Good luck on your dairy farm- And remember, don't bother watching where you step. Just get some good boots and a boot scrape by your front door. 


Re: South Koreans develop a taste for cheese
« Reply #39 on: July 06, 2018, 11:17:19 am »
well, yes, if you can catch him when he's about. most food has to be bought from a mart or market. most fruit, vegetables and meat here is, either way, a rip off. i don't think there's anyone here that can argue against that
While there might be some price bloat, I think people who complain about the prices really don't grasp the agricultural situation of South Korea, as well as it's import situation.

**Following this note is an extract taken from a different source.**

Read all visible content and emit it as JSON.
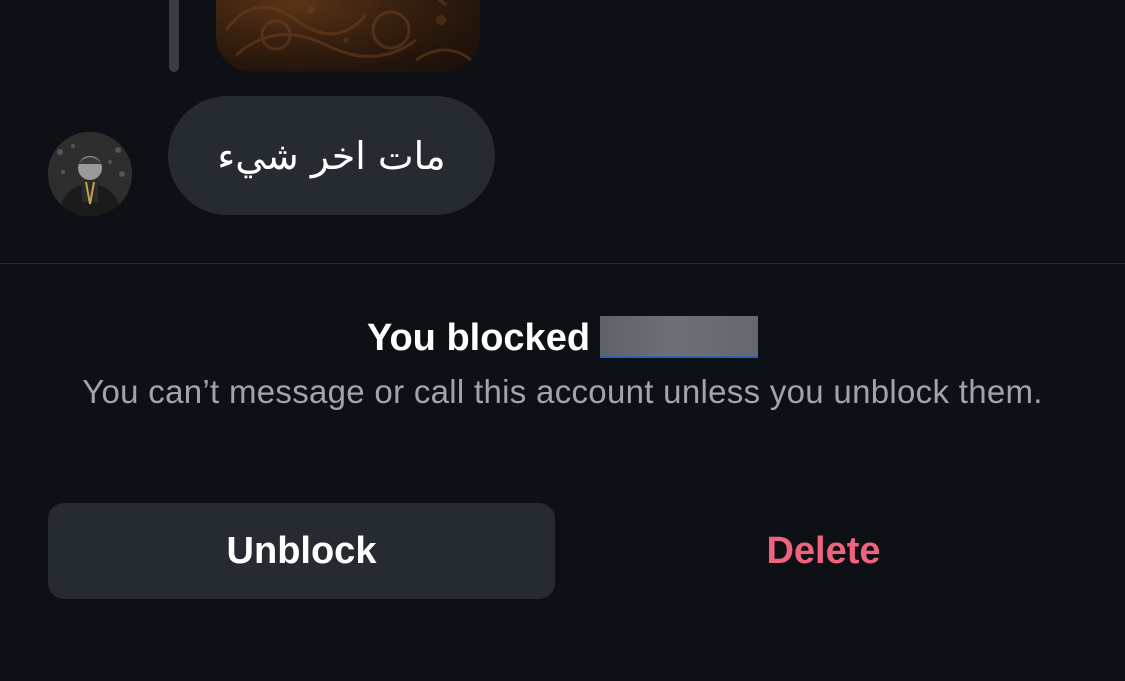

You're talking about an incredibly dense country, one that is basically a step away from microstate levels. When you factor in arable land, it gets even worse. The only countries that exceed it in terms of density in relation to arable land are microstates and desert countries. Now add in South Korea's lack of natural resources.

The sheer scarcity of land means this is a problem for food prices.

Then you have to factor in Korea being relatively geographically isolated, and in effect, an island in terms of trade. Literally everything has to come in either by sea or by air. There is no rail line or highway to another country. There are no other countries right next door that you can rely on, like the way the Dutch can with Germany and France. The distances across the Pacific are substantially greater than the Atlantic as well. Additionally, the two closest countries, China and Japan, are also high-population countries, with Japan being in a near-identical situation to Korea.

The people who come from places where food is cheap and think things are overpriced? Canada, the United States, Australia. Countries that are at the bottom of the density in terms of arable land situation.

In effect, it's the equivalent of some hayseed from Kansas wondering why rent is so expensive in Manhattan.


I finally understand the reason that Hanwoo is so expensive is because it is being imported by sea and air. That must be why the Australlian and American beef is cheaper. They must be able to swim here unlike the Hanwoo cows. Thanks Martin.
« Last Edit: July 06, 2018, 11:24:33 am by AvecPommesFrites »
Who is here in 2019?